TO DO ::
Make an exact copy of the data below, leaving out every picture.

Top of RECORDS TO PROCESS

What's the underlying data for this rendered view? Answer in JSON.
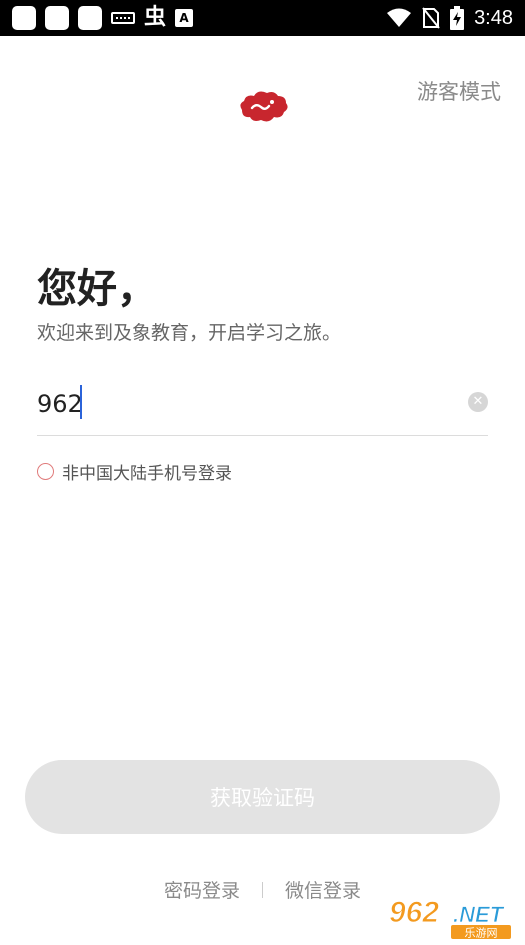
{
  "status_bar": {
    "time": "3:48",
    "glyph": "虫",
    "badge": "A",
    "icons": [
      "app-icon",
      "app-icon",
      "app-icon",
      "keyboard-icon",
      "bug-icon",
      "notification-a-icon",
      "wifi-icon",
      "no-sim-icon",
      "battery-charging-icon"
    ]
  },
  "header": {
    "guest_mode": "游客模式"
  },
  "brand": {
    "logo_icon": "cloud-logo-icon",
    "logo_color": "#c8262e"
  },
  "login": {
    "greeting": "您好，",
    "subtitle": "欢迎来到及象教育，开启学习之旅。",
    "phone_value": "962",
    "clear_icon": "clear-circle-icon",
    "non_mainland_label": "非中国大陆手机号登录",
    "get_code_button": "获取验证码"
  },
  "footer": {
    "password_login": "密码登录",
    "wechat_login": "微信登录"
  },
  "watermark": {
    "text_main": "962",
    "text_net": ".NET",
    "text_sub": "乐游网"
  },
  "colors": {
    "accent_caret": "#2b63d9",
    "radio_border": "#e07b7b",
    "button_disabled_bg": "#e3e3e3",
    "watermark_orange": "#f39a1f"
  }
}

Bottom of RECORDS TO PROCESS

ANSWER TO THIS PROBLEM ::
What's the underlying data for this rendered view? Answer in JSON.
{
  "status_bar": {
    "time": "3:48",
    "glyph": "虫",
    "badge": "A",
    "icons": [
      "app-icon",
      "app-icon",
      "app-icon",
      "keyboard-icon",
      "bug-icon",
      "notification-a-icon",
      "wifi-icon",
      "no-sim-icon",
      "battery-charging-icon"
    ]
  },
  "header": {
    "guest_mode": "游客模式"
  },
  "brand": {
    "logo_icon": "cloud-logo-icon",
    "logo_color": "#c8262e"
  },
  "login": {
    "greeting": "您好，",
    "subtitle": "欢迎来到及象教育，开启学习之旅。",
    "phone_value": "962",
    "clear_icon": "clear-circle-icon",
    "non_mainland_label": "非中国大陆手机号登录",
    "get_code_button": "获取验证码"
  },
  "footer": {
    "password_login": "密码登录",
    "wechat_login": "微信登录"
  },
  "watermark": {
    "text_main": "962",
    "text_net": ".NET",
    "text_sub": "乐游网"
  },
  "colors": {
    "accent_caret": "#2b63d9",
    "radio_border": "#e07b7b",
    "button_disabled_bg": "#e3e3e3",
    "watermark_orange": "#f39a1f"
  }
}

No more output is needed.